In general, momentum refers to the force or speed of movement; it is usually defined as a rate. In the world of investments, momentum refers to the rate of change on price movements for a particular asset – that is, the speed at which the price is changing.
Once a momentum trader sees acceleration in a stock's price, earnings or revenues, the trader will often take a long or short position in the stock in the hope that its momentum will continue in either an upward or downward direction. This strategy relies on short-term movements in a stock's price rather than fundamental value.
If a trader wants to use a momentum-based strategy, he takes a long position in a stock or asset that has been trending up. If the stock is trending down, he takes a short position. Instead of the traditional philosophy of trading – buy low, sell high – momentum investing seeks to sell low and buy lower, or buy high and sell higher. Instead of identifying the continuation or reversal pattern, momentum investors focus on the trend created by the most recent price break.
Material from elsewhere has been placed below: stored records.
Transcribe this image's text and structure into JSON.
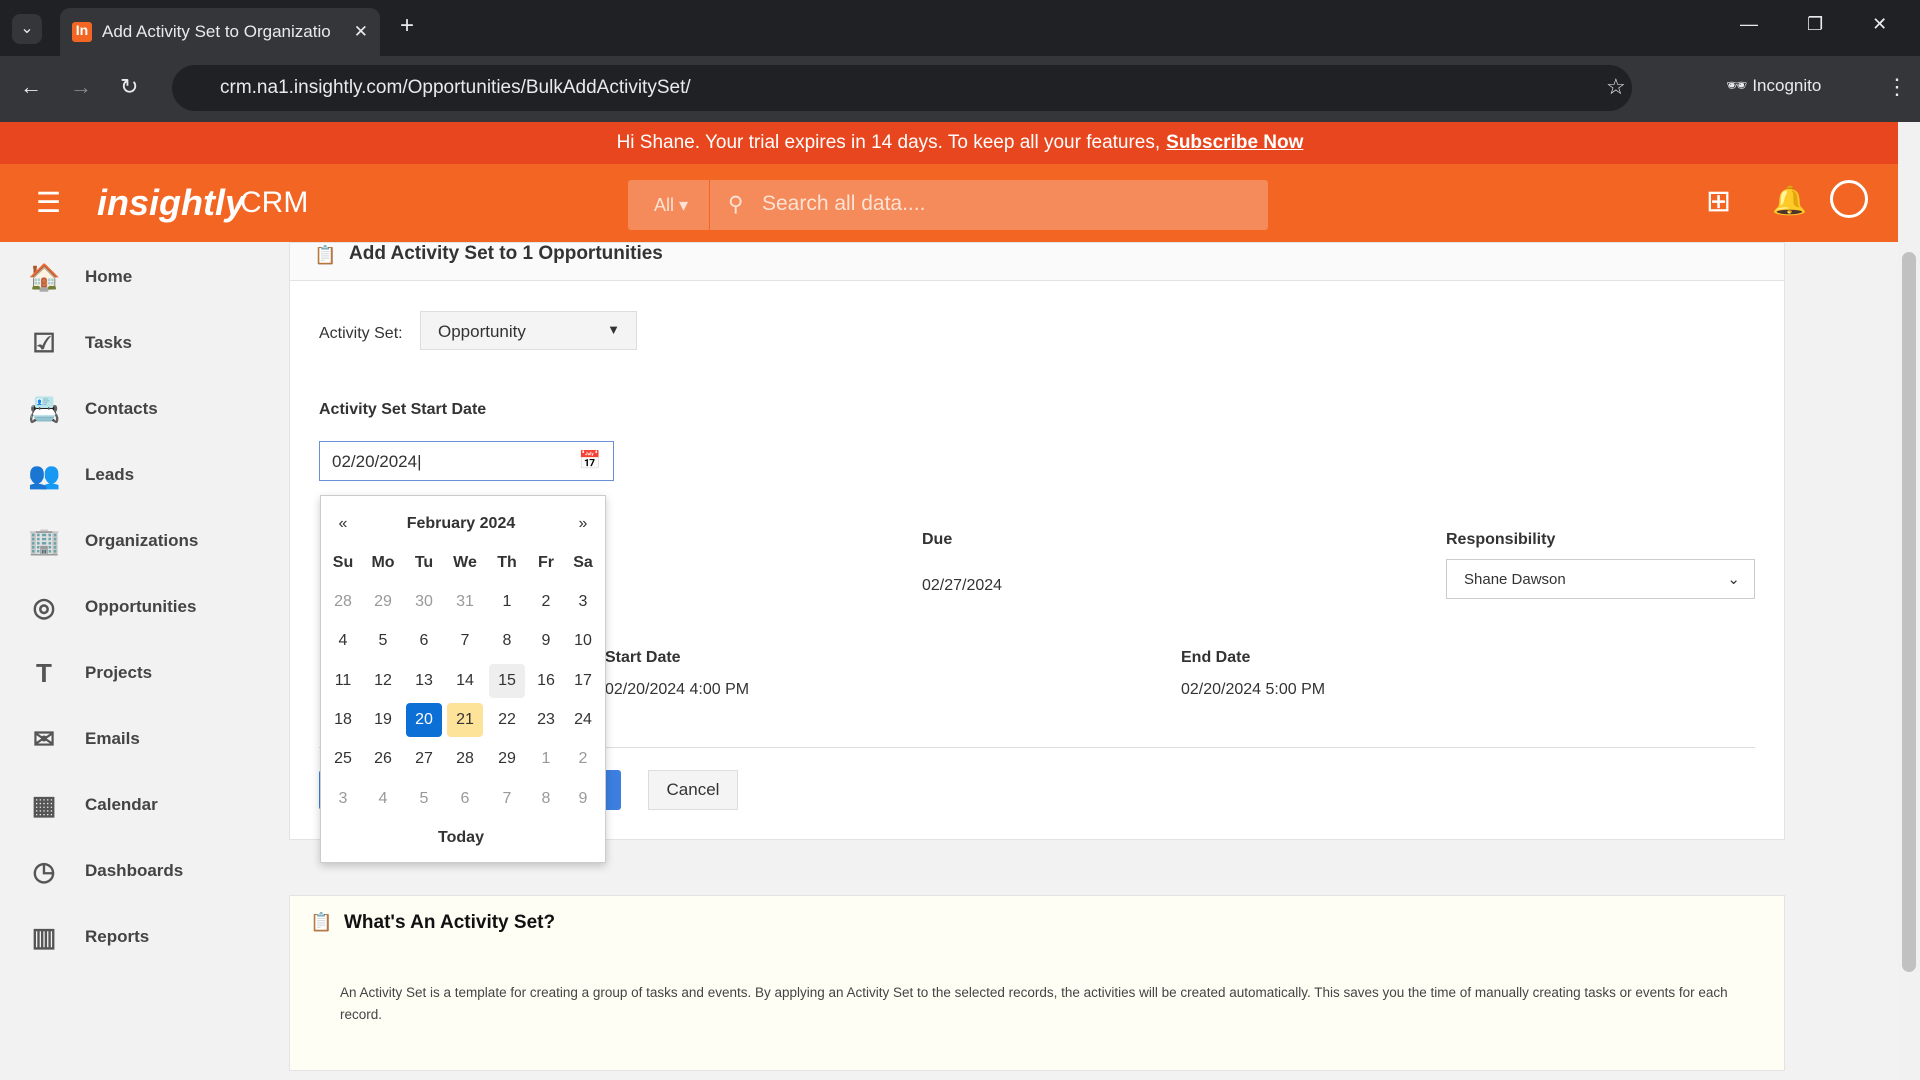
{
  "browser": {
    "tab_title": "Add Activity Set to Organizatio",
    "url": "crm.na1.insightly.com/Opportunities/BulkAddActivitySet/",
    "incognito": "Incognito"
  },
  "banner": {
    "text": "Hi Shane. Your trial expires in 14 days. To keep all your features,",
    "link": "Subscribe Now"
  },
  "header": {
    "logo": "insightly",
    "product": "CRM",
    "scope": "All",
    "search_placeholder": "Search all data...."
  },
  "sidebar": {
    "items": [
      {
        "label": "Home",
        "icon": "🏠"
      },
      {
        "label": "Tasks",
        "icon": "☑"
      },
      {
        "label": "Contacts",
        "icon": "📇"
      },
      {
        "label": "Leads",
        "icon": "👥"
      },
      {
        "label": "Organizations",
        "icon": "🏢"
      },
      {
        "label": "Opportunities",
        "icon": "◎"
      },
      {
        "label": "Projects",
        "icon": "T"
      },
      {
        "label": "Emails",
        "icon": "✉"
      },
      {
        "label": "Calendar",
        "icon": "▦"
      },
      {
        "label": "Dashboards",
        "icon": "◷"
      },
      {
        "label": "Reports",
        "icon": "▥"
      }
    ]
  },
  "form": {
    "title": "Add Activity Set to 1 Opportunities",
    "activity_set_label": "Activity Set:",
    "activity_set_value": "Opportunity",
    "start_date_label": "Activity Set Start Date",
    "start_date_value": "02/20/2024",
    "due_label": "Due",
    "due_value": "02/27/2024",
    "responsibility_label": "Responsibility",
    "responsibility_value": "Shane Dawson",
    "event_start_label": "Start Date",
    "event_start_value": "02/20/2024 4:00 PM",
    "event_end_label": "End Date",
    "event_end_value": "02/20/2024 5:00 PM",
    "cancel": "Cancel"
  },
  "calendar": {
    "month": "February 2024",
    "prev": "«",
    "next": "»",
    "weekdays": [
      "Su",
      "Mo",
      "Tu",
      "We",
      "Th",
      "Fr",
      "Sa"
    ],
    "weeks": [
      [
        "28",
        "29",
        "30",
        "31",
        "1",
        "2",
        "3"
      ],
      [
        "4",
        "5",
        "6",
        "7",
        "8",
        "9",
        "10"
      ],
      [
        "11",
        "12",
        "13",
        "14",
        "15",
        "16",
        "17"
      ],
      [
        "18",
        "19",
        "20",
        "21",
        "22",
        "23",
        "24"
      ],
      [
        "25",
        "26",
        "27",
        "28",
        "29",
        "1",
        "2"
      ],
      [
        "3",
        "4",
        "5",
        "6",
        "7",
        "8",
        "9"
      ]
    ],
    "selected": "20",
    "today": "21",
    "today_label": "Today",
    "colors": {
      "selected": "#0b6fd6",
      "today": "#fde29a"
    }
  },
  "help": {
    "title": "What's An Activity Set?",
    "text": "An Activity Set is a template for creating a group of tasks and events. By applying an Activity Set to the selected records, the activities will be created automatically. This saves you the time of manually creating tasks or events for each record."
  }
}
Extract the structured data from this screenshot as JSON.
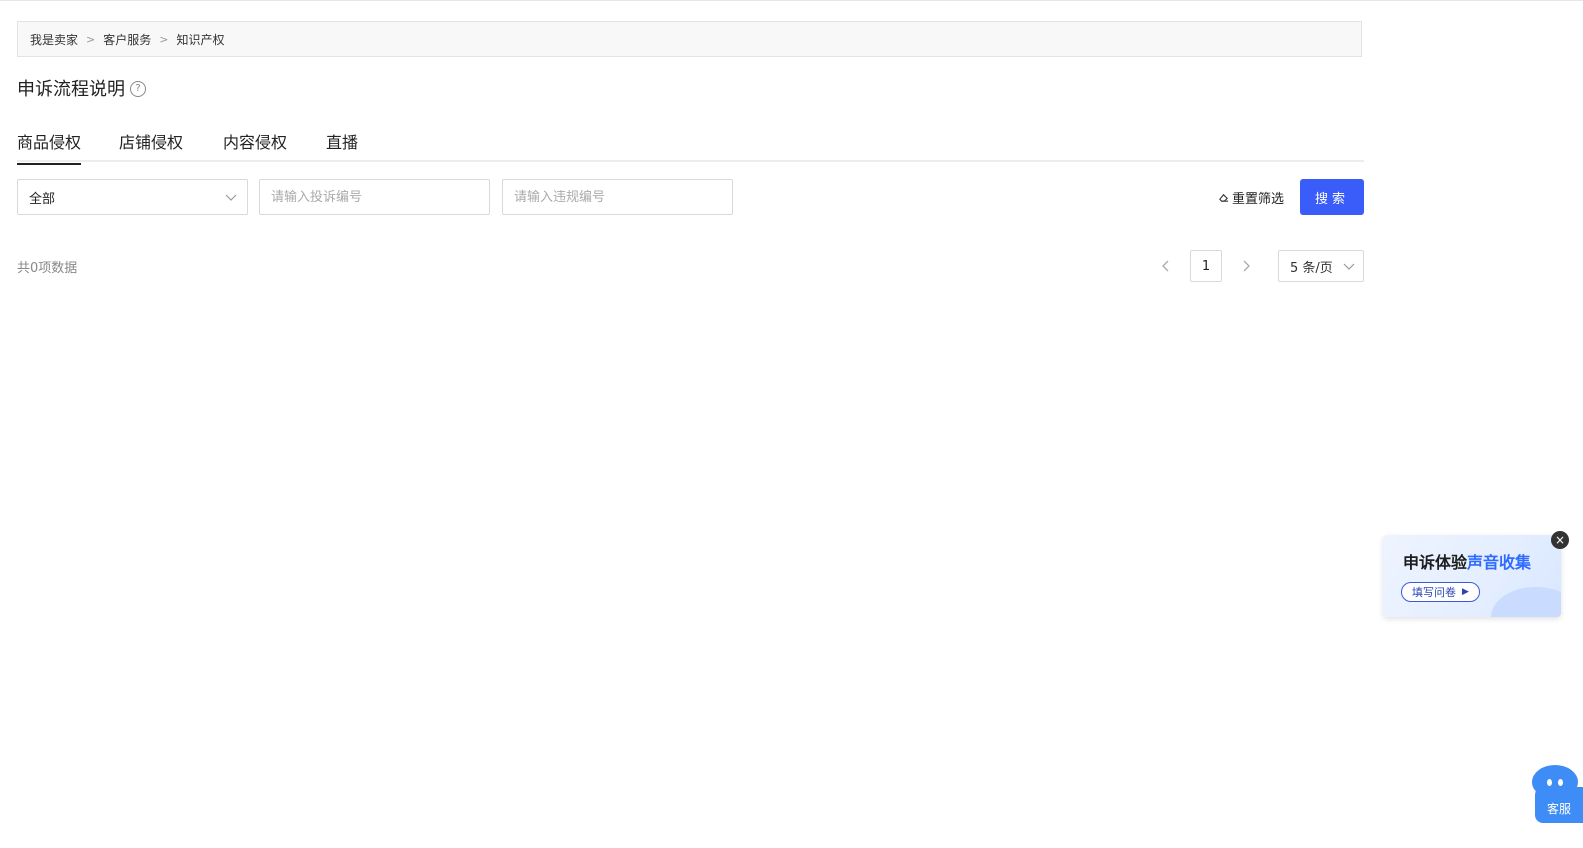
{
  "breadcrumb": {
    "items": [
      "我是卖家",
      "客户服务",
      "知识产权"
    ],
    "separator": ">"
  },
  "title": {
    "text": "申诉流程说明",
    "help_icon": "question-circle-icon"
  },
  "tabs": [
    {
      "label": "商品侵权",
      "active": true
    },
    {
      "label": "店铺侵权",
      "active": false
    },
    {
      "label": "内容侵权",
      "active": false
    },
    {
      "label": "直播",
      "active": false
    }
  ],
  "filters": {
    "type_select_value": "全部",
    "complaint_no_placeholder": "请输入投诉编号",
    "violation_no_placeholder": "请输入违规编号",
    "reset_label": "重置筛选",
    "search_label": "搜索"
  },
  "list": {
    "total_text": "共0项数据"
  },
  "pagination": {
    "current_page": "1",
    "page_size": "5 条/页"
  },
  "survey_banner": {
    "title_part1": "申诉体验",
    "title_part2": "声音收集",
    "button_label": "填写问卷",
    "close_symbol": "×"
  },
  "customer_service": {
    "label": "客服"
  },
  "colors": {
    "primary": "#3a5cf8",
    "highlight": "#2f6bff",
    "cs_blue": "#3e8df7"
  }
}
Think of it like the momentum of a train. When a train starts, it is accelerating, but it is moving slowly. In the middle of the trip, it stops accelerating, but it is traveling at a higher velocity. At the end of the trip, the train is decelerating as it begins to move slower. For the momentum investor, the best part of the train ride is in the middle, when the train is moving at its highest velocity.
Momentum investors like to chase performance. They attempt to achieve alpha returns by investing in stocks that are trending in one way or another. Stocks trending up are referred to as hot stocks. Some are hotter than others as measured by growth over a period of time. A stock that is trending down is cold.
Some tools for momentum investors help to define the trend, such as the trend line. A trend line is a line drawn from the high price to the low price, or vice versa, over a given time period. If the line is up, the trend is up and the momentum investor buys the stock. If the trend line is down, the trend is down and the momentum investor sells the stock. In this way, momentum investing is purely a technical indicator. Though the "momentum" can refer to fundamental measures of performance, such as revenue and earnings, it is most commonly used in reference to historical asset prices as a technical indicator.